# Energy and Projectiles?

I post here very infrequently, but I'm a high school physics teacher occasionally encountering excellent student questions. Here is one I received today:

Since we've been using energy conservation to simplify problems that were annoying earlier in the year (kinematics, mechanics, etc.), can we apply this to projectiles? (Me: yes, definitely, here's some examples...) Particularly, deriving the range formula is annoying, can we do this with energy? (Me: can't think of how...) Also, finding the range of a projectile shot at an angle above the horizontal off a cliff of a known height is really annoying, how about using energy for this? (Me: can't think of how...)

Any thoughts, folks?

## Answers and Replies

Simon Bridge
Science Advisor
Homework Helper
Its worse with energy... think: principle of least action.
Basically kinematics is good for geometry while physical laws are good for physics.

I think you need to start by defining the problem: what is it about deriving the range formula which is considered annoying?
Why are students deriving this formula anyway, if they already have kinematic equations and/or can draw velocity time graphs?
Once you can articulate what the exercize is for and how students relate to it, you can make progress.

You may try getting range from the position that initial kinetic energy is restored, but is that an improvement?

Khashishi
Science Advisor
It's easiest to directly use the forces in this case. Calculating from the energy can be done but it is not a shortcut. If you use the Hamiltonian formulation of classical mechanics, http://en.wikipedia.org/wiki/Hamiltonian_mechanics
For a simple projectile falling in gravity problem, the Hamiltonian is the energy.
When you calculate the change in canonical momentum (equal to the momentum in this case), you basically end up deriving the Newtonian forces anyways.
So, it's pointless in this case.

Simon Bridge
Science Advisor
Homework Helper
There's a less formal approach ...
I was thinking: take the projectile with initial speed ##u## at angle ##\theta## to the horizontal.
Taking ##x## for horizontal and ##y## for vertical, per usual: the velocity is ##\vec v(t)= \hat\imath u\cos\theta + \hat\jmath (u\sin\theta - gt)##

From there you'd get the max height ##h## from finding ##h: mgh=\frac{1}{2}mu_y^2## right?

To get the range requires some extra prep.
Notice that ##x(t)=ut\cos\theta##, (from d=vt) so I can rewrite the velocity in terms of the horizontal position: $$\vec v(x) = \hat\imath u\cos\theta + \hat\jmath \left(u\sin\theta - \frac{gx}{u\cos\theta}\right)$$ ... a secondary student may prefer vectors written as components on separate lines to the unit vectors above.

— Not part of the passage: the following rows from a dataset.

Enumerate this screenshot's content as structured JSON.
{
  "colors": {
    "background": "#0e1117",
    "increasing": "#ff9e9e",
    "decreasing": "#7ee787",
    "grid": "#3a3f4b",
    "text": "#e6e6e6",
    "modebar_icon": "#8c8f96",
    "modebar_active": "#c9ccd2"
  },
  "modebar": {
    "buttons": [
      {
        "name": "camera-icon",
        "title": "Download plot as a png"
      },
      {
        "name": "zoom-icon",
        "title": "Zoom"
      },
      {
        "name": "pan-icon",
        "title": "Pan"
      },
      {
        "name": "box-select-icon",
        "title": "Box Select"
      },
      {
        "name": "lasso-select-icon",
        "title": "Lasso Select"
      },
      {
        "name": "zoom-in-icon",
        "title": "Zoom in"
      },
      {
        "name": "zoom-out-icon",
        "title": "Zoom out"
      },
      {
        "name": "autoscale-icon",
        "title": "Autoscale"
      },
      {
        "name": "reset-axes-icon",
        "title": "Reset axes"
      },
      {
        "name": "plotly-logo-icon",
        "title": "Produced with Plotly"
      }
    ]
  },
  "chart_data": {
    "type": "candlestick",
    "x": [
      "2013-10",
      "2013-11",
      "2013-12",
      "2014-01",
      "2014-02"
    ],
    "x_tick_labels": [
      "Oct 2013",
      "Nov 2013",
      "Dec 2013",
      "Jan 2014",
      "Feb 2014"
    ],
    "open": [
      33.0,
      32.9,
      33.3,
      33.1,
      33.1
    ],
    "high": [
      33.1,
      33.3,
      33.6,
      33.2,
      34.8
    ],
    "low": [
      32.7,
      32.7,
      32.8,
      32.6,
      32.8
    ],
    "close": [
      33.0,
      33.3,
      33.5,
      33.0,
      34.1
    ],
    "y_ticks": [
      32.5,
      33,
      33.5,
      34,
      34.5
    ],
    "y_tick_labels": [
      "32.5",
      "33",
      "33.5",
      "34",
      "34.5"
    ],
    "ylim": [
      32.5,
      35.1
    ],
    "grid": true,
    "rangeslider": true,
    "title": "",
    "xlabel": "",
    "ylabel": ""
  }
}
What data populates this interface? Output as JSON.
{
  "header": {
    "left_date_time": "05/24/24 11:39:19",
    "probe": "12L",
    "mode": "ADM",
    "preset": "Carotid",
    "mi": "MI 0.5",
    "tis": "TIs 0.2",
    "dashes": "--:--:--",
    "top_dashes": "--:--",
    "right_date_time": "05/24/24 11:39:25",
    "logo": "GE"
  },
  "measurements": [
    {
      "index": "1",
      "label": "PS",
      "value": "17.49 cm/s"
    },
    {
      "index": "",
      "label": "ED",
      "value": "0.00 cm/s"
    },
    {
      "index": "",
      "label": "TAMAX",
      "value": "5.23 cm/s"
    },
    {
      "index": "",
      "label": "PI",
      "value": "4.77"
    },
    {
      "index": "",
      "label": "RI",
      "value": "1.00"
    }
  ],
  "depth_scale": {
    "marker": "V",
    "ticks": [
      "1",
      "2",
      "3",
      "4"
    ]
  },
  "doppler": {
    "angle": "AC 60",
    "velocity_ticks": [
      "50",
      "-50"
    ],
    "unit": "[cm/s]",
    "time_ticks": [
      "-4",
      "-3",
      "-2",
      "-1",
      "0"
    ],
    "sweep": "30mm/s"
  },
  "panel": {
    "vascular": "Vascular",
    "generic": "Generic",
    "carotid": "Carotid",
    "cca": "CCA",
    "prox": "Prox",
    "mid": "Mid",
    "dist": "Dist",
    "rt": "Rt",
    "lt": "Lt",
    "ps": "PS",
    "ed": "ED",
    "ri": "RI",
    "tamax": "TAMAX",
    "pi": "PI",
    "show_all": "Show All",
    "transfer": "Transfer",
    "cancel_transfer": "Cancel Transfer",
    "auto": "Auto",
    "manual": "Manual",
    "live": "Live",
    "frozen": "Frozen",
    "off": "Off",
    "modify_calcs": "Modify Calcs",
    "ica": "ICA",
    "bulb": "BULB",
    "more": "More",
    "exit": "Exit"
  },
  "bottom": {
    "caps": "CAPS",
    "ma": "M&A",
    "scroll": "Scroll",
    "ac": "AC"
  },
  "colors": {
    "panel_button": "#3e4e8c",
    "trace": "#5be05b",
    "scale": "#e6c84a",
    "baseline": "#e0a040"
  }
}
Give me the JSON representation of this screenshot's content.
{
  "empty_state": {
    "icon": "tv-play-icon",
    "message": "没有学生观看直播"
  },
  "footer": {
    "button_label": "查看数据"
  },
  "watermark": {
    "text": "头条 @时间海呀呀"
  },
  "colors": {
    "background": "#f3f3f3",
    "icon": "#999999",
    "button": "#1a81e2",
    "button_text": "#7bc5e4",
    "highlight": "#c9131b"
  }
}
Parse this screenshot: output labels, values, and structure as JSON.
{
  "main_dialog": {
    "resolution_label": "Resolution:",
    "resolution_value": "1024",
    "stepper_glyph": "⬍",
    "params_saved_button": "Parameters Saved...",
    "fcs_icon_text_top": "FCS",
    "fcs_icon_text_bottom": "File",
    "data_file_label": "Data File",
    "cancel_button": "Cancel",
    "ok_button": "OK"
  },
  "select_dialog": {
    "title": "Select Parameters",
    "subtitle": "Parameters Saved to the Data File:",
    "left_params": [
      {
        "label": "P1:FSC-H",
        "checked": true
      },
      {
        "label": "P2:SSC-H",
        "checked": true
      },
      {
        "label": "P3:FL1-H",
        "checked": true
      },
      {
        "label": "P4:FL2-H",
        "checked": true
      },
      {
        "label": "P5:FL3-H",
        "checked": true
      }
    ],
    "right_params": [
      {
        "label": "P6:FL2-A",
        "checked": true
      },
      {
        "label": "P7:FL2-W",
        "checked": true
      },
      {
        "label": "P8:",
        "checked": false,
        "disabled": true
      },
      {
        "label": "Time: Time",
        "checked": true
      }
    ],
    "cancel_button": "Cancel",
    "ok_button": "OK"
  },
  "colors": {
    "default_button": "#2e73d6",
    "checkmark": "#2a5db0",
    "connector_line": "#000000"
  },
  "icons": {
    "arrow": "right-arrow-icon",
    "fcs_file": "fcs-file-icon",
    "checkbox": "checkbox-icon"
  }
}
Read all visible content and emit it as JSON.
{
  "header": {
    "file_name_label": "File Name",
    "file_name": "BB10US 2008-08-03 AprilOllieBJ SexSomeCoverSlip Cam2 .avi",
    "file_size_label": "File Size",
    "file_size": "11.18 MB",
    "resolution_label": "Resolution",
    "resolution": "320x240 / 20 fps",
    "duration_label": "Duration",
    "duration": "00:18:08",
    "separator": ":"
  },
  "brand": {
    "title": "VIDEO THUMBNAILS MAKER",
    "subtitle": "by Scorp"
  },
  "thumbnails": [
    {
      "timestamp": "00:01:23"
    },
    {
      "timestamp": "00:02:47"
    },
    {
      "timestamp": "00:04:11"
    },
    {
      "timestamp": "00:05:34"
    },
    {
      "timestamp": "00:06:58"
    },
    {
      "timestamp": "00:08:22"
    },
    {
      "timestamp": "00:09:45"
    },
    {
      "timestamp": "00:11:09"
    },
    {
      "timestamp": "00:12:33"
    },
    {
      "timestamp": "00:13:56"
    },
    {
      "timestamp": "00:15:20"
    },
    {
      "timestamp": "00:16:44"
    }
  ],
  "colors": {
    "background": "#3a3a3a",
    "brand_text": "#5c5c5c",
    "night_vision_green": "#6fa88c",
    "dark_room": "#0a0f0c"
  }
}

Thus: kinetic energy varies with horizontal position as: $$K(x)=\frac{1}{2}m\left[u^2\cos^2\theta + \left(u\sin\theta -\frac{gx}{u\cos\theta}\right)^2\right]$$
Taking the range ##R## to be the horizontal distance where the projectile arrives at it's initial height (i.e. starts on the ground, lands on the ground), then put ##K(R)=K(0)## and solve for ##R##.

Like I said: not really an improvement - unless the person who wants it finds it easier to think like this than draw graphs.
To be fair, it reads better if you separate out the vertical and horizontal contributions to the total KE.